Minute traces of 'free' DNA left behind by organisms can now be detected and identified to provide scientists with information on an ecosystem.
The Marine Biological Association (MBA), which is part of two Natural Environment Research Council projects, has discovered that the ability to isolate this environmental DNA (eDNA) will give scientists effective tools to assess biodiversity.
These tools can inform on what organisms, of any size from plankton to whales, are in the area and how the local ecosystem works.
The MBA, which is a professional body of marine scientists with around 1,400 members worldwide, will partner with the Sir Alister Hardy Foundation for Ocean Science, Plymouth Marine Laboratory, National Oceanography Centre, and the University of Exeter to develop and test the tools.

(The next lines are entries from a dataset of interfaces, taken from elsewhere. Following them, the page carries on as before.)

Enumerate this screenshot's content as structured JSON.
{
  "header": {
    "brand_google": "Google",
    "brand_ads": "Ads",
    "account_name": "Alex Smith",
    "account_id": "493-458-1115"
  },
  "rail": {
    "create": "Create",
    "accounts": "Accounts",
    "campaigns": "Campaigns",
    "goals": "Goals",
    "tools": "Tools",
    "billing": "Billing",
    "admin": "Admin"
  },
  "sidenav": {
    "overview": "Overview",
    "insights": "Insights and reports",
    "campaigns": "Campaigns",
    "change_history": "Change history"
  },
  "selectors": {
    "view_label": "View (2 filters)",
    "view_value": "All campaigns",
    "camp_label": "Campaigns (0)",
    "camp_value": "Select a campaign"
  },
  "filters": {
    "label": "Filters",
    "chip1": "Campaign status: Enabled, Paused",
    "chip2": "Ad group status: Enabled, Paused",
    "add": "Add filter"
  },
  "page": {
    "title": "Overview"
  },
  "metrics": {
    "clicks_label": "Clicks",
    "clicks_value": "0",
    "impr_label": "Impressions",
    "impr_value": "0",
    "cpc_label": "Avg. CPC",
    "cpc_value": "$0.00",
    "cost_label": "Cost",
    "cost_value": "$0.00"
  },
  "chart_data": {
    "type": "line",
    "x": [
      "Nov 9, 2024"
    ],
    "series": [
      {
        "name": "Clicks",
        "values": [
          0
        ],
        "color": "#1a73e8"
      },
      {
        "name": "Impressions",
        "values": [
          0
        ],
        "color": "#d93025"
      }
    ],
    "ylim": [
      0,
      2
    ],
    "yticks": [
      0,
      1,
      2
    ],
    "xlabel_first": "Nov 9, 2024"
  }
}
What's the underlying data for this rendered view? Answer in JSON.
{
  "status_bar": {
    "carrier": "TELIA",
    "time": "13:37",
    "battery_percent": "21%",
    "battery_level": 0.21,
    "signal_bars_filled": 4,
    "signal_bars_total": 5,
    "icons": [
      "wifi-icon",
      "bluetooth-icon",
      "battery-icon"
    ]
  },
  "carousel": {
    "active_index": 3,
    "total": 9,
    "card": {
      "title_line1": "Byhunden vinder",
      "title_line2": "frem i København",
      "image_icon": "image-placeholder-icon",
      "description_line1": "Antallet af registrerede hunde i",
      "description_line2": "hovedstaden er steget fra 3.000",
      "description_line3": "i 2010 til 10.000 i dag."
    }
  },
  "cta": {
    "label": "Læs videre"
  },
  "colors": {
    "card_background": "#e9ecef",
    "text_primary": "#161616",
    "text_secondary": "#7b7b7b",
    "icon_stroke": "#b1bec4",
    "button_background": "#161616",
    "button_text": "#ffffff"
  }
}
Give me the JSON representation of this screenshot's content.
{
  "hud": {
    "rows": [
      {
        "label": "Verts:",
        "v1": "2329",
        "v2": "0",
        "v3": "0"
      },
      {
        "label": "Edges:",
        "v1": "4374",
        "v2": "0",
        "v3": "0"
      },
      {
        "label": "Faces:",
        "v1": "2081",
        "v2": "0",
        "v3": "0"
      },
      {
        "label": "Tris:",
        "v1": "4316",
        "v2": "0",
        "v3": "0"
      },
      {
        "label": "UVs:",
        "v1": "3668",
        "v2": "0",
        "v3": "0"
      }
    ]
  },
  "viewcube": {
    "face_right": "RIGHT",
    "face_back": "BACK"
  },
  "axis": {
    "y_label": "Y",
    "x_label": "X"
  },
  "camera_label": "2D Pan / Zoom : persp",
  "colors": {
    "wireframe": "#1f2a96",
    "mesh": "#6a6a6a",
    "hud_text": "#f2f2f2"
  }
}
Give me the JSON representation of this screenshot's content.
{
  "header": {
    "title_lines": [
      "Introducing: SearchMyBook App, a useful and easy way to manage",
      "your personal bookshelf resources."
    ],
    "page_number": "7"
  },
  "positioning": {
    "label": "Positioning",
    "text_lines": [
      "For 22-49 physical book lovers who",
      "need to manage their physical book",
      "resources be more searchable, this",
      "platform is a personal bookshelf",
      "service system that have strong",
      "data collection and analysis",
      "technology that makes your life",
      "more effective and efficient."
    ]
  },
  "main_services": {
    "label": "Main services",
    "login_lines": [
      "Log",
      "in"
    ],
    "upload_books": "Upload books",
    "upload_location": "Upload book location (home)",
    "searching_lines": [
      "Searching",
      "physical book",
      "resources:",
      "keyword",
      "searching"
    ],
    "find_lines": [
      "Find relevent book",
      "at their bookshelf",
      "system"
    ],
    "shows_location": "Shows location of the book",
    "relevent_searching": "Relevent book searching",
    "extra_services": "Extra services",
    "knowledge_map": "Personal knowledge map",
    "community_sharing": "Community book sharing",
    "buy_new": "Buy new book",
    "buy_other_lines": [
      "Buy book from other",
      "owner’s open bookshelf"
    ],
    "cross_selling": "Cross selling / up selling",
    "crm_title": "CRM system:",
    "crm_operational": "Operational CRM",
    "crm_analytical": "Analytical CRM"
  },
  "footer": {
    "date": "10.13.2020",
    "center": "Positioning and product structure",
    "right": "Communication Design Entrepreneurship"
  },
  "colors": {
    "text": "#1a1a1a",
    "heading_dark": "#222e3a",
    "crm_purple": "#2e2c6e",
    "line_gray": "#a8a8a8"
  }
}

Scientists will use samples of seawater from the English Channel off Plymouth. Their expectation is that oceanographic, chemical and biological sampling will provide the historical and background information necessary to understand the potential for use of eDNA in understanding how an ecosystem functions.
MBA Director, Professor Colin Brownlee, says: “Building on the expertise of research scientists at the MBA, who have pioneered the use of DNA-based tools to assess marine biodiversity, the team will make an unprecedented inventory of the marine life in the study area, ranging from the smallest microbes to the biggest marine mammals.”
The research will help to apply this tool in a wider fashion to help with fisheries assessments, detection of fish pathogens, conservation biology, and environmental risk management from threats such as toxic algae blooms.
The broader aim is to support biodiversity and nature's services following the Natural Environment Research Council's commitment to managing environmental change.
Main image: Grey seals are just one of the diverse species found in British waters.